For some reason, I think it’s in the social nature of human kind to feel attraction for other’s lives, or maybe it’s just me; anyhow, this kind of examples always touch me, especially when there is a tragic ending, as it is the case (that’s another side of human nature I don’t understand but it’s there, the relevance tragedy gives to everything it touches…). I like thinking what I was doing during the story was happening and finding links between the story and myself, even though I don’t know the person at all; in this case, I haven’t been able to resist to check what he was doing the year I was born and the  vintage shots of New York City, a place I know and have been to, taken in a different time and from different perspective, feel just special.


“That awful little man on your shoulder”

One of my very favourite Brooklyn-based producers, Matt Shadetek, wrote this post about creativity and the fears our society, starting by ourselves, imposes to be truly creative. I recommend a full read of it because it’s spotted with very compelling thoughts and honest acknowledgements about his experience in releasing personal music. This one, particularly, made me feel  identified:

(…) The problem for me is that fear, especially in releasing an instrumental which I produced alone, with no collaborating producers or vocalists, that in doing so there is nothing to hide behind and people will not just judge my music but they will judge me. (…)

I’m nothing like a musician or an artist, but I’ve always liked the idea of being a PhD student as something not that far: art or not, research is a creative activity and, whether or not the results are as enoyable or useful as those from Shadetek, for instance, there are several similarities in the processes of creating songs and academic papers.
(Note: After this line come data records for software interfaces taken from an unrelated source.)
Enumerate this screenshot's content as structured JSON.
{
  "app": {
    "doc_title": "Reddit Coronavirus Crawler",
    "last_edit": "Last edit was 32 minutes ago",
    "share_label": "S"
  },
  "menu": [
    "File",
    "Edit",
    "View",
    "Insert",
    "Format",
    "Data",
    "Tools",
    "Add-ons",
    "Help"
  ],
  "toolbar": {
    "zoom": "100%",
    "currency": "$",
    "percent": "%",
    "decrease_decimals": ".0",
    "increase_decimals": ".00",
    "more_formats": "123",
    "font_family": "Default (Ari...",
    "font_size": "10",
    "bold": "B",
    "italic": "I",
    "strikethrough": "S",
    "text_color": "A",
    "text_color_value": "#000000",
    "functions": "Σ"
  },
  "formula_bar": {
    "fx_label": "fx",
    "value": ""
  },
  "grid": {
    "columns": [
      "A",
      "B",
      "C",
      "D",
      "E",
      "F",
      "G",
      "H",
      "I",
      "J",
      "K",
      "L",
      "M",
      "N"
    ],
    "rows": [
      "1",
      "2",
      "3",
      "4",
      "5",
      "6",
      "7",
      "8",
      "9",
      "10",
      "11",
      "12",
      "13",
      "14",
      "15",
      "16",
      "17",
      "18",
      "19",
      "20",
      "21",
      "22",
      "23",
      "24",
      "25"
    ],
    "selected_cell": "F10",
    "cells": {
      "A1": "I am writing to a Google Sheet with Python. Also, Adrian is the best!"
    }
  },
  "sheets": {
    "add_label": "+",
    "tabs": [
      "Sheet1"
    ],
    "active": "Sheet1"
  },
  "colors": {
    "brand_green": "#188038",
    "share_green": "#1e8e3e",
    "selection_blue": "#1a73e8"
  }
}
I am about to hand in the first final draft of my dissertation, and these days the following question starts popping up in conversations more often: “Oh, that’s cool you are finishing your dissertation, what is it about?” I’ve always had a very hard time answering it. And it’s not because the dissertation topic (cities and their spatial structure) is hard to explain to a non-expert on the field; although there might be some of it, I think most of the trouble relates to Shadetek’s point: it’s the fear of people thinking what I do is not relevant, useful or creative enough, of people going beyond and not judging my work but judging me that usually takes me to the easy way of “I don’t wanna bore you now, I’ll tell you other day if you’re interested”. As he greatly gets it in the article, it’s that “awful little man on your shoulder muttering: ‘You’re no good. This sucks. They’re all going to laugh at you’”.

For those not that interested so much in my PhD’s suffering, I’ve also got a paragraph for you. I think in the end, whether it’s a song, a dissertation or your love for 1950’s icelandic folk music, what makes them scaring is that they are all things that relate to our very inner self and, by exposing them to others we feel somehow naked, afraid of  being neglected because we are in a way different or particular, and it’s in our human condition to seek for belonging and social acceptance. Once I heard that “shyness is the desire to please and the fear not to success on it”. At least for myself, that’s the little man on my shoulder.